signs of” careless servicing” by professionals the Education Department hires to administer federal loans.” One of the quickest methods to put the frauds out of service is to make sure debtors can get the aid they require, when they need it, totally free, from their trainee loan servicer,”Frotman said.The Education Department doesn’t police the debt relief market, other than sending out cease-and-desist letters to business that falsely claim an affiliation with the department. Company authorities decreased to discuss NerdWallet’s findings.In Congress, some Democratic legislators promote a crackdown.At a House Oversight Committee hearing May 3, Rep. Elijah Cummings, D-Md., decried fraudulent financial obligation relief business that convince debtors to sign power-of-attorney arrangements. “Something about this, it just tears at my heart,”Cummings said.”It would be legal malpractice for us not to protect these students.”However the prevailing state of mind in Washington, D.C., is for less oversight, not more. Republicans, who manage the Home, Senate and White Home, express
less interest than Democrats in safeguarding student borrowers.President Trump’s 2018 budget proposition aims to remove subsidized federal trainee loans and debt forgiveness for government and nonprofit workers.Offering help in a complex

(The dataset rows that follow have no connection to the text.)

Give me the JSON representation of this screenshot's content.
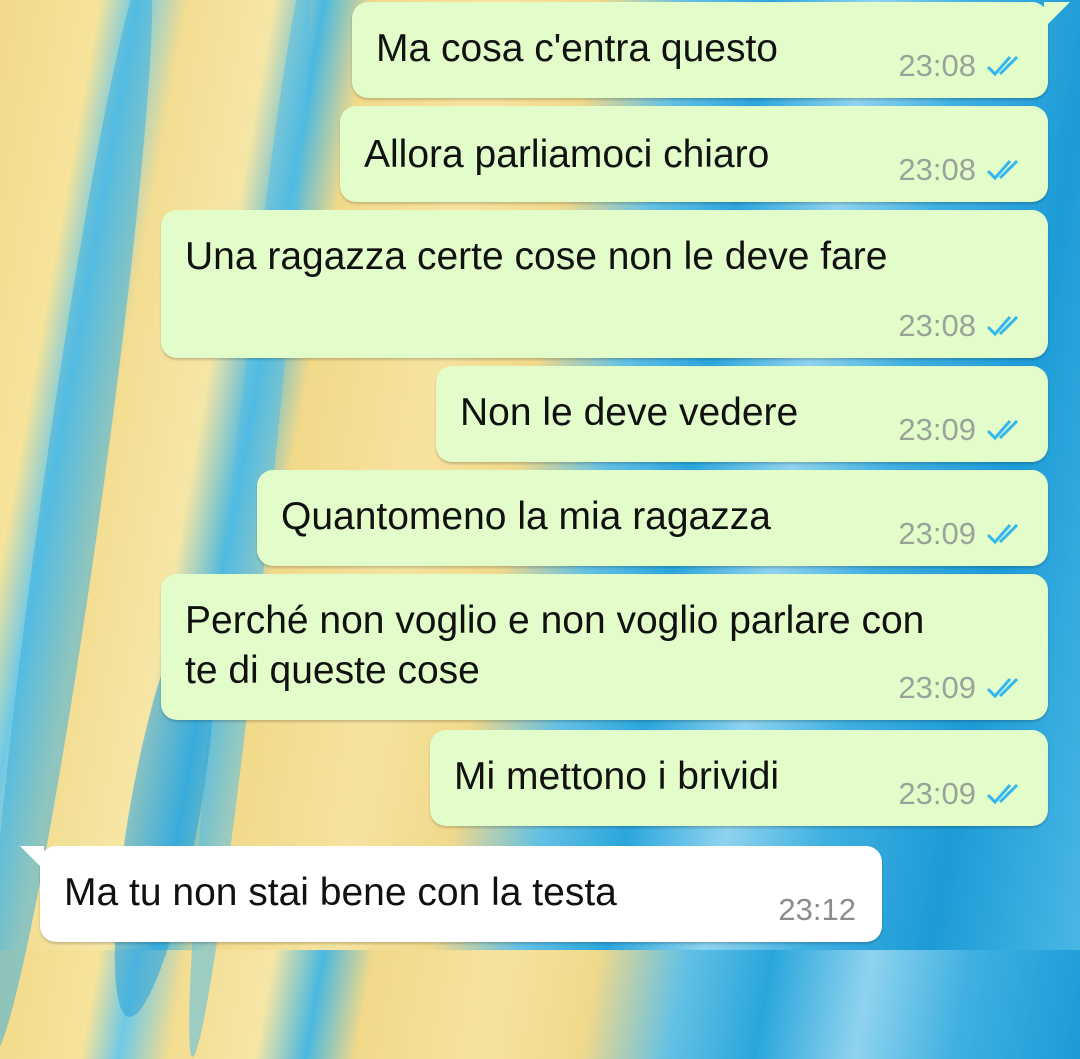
{
  "messages": [
    {
      "text": "Ma cosa c'entra questo",
      "time": "23:08",
      "direction": "outgoing",
      "status": "read"
    },
    {
      "text": "Allora parliamoci chiaro",
      "time": "23:08",
      "direction": "outgoing",
      "status": "read"
    },
    {
      "text": "Una ragazza certe cose non le deve fare",
      "time": "23:08",
      "direction": "outgoing",
      "status": "read"
    },
    {
      "text": "Non le deve vedere",
      "time": "23:09",
      "direction": "outgoing",
      "status": "read"
    },
    {
      "text": "Quantomeno la mia ragazza",
      "time": "23:09",
      "direction": "outgoing",
      "status": "read"
    },
    {
      "text": "Perché non voglio e non voglio parlare con\nte di queste cose",
      "time": "23:09",
      "direction": "outgoing",
      "status": "read"
    },
    {
      "text": "Mi mettono i brividi",
      "time": "23:09",
      "direction": "outgoing",
      "status": "read"
    },
    {
      "text": "Ma tu non stai bene con la testa",
      "time": "23:12",
      "direction": "incoming",
      "status": ""
    }
  ],
  "colors": {
    "outgoing_bubble": "#e2fdc9",
    "incoming_bubble": "#ffffff",
    "read_tick": "#34b7f1",
    "timestamp": "#9aa39a"
  },
  "icons": {
    "read_status": "double-check-icon"
  }
}
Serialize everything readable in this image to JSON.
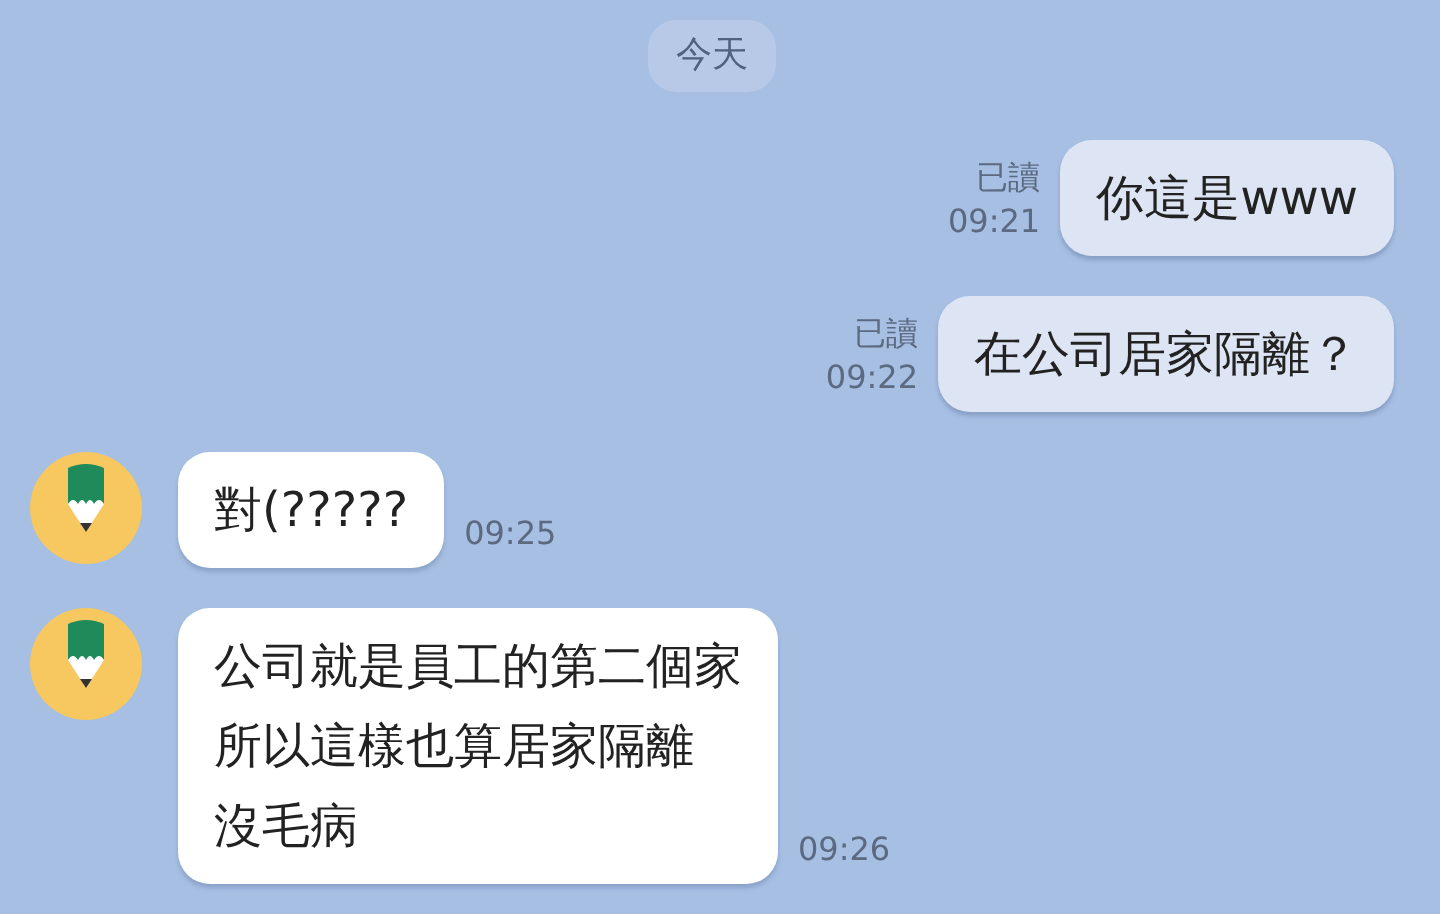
{
  "date_divider": "今天",
  "messages": [
    {
      "kind": "sent",
      "lines": [
        "你這是www"
      ],
      "read_label": "已讀",
      "time": "09:21"
    },
    {
      "kind": "sent",
      "lines": [
        "在公司居家隔離？"
      ],
      "read_label": "已讀",
      "time": "09:22"
    },
    {
      "kind": "received",
      "lines": [
        "對(?????"
      ],
      "time": "09:25"
    },
    {
      "kind": "received",
      "lines": [
        "公司就是員工的第二個家",
        "所以這樣也算居家隔離",
        "沒毛病"
      ],
      "time": "09:26"
    }
  ]
}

system Truthful nonprofit groups, such as members of the National Foundation for Credit Counseling, help inform consumers. Therapists accredited by the company, such as Illinois-based therapist Taunya Kennedy, say they fill a need that loan servicers do not: helping individuals comprehend their choices for payment and possible loan forgiveness.Loan servicers are”not
necessarily in business to educate, “states Kennedy, who works for Loan Management International.”That’s exactly what we remain in business to do.
“MORE: Caring therapist uses real help in student debt crisis Champagne, the nurse who paid Debt Relief Pros$360 to sign her up for special needs
relief, got a court-ordered refund from the business. She says she tries not to think of her student loans. When she’s not working part-time, she’s looking after her 15-year-old child who has autism.Champagne says she
plans to apply for insolvency. She wishes to get her loans released by showing excessive challenge. But that might prove hard due to the fact that Congress passed a law making customers responsible for trainee loans even after personal bankruptcy.”I had a strategy, “Champagne says. “Life simply curve-balled me.”Richard Read and Teddy Nykiel are staff writers at NerdWallet, an individual financing website.Email: email@example.com. Twitter: @RichReadReports. Email: firstname.lastname@example.org. Twitter: @teddynykiel. Press reporter Alex Richards added to this story.Don’t trust these companies with your trainee debt: http://nerd.me/student-loan-scams!.?.!States play Whac-A-Mole with trainee loan relief rip-offs: https://nerd.me/states-student-loan-reilef!.?.!Caring therapist uses real aid in student debt crisis: https://nerd.me/real-student-loan-help!.?.!Distressed customers state student financial obligation was anything but: https://nerd.me/student-borrowers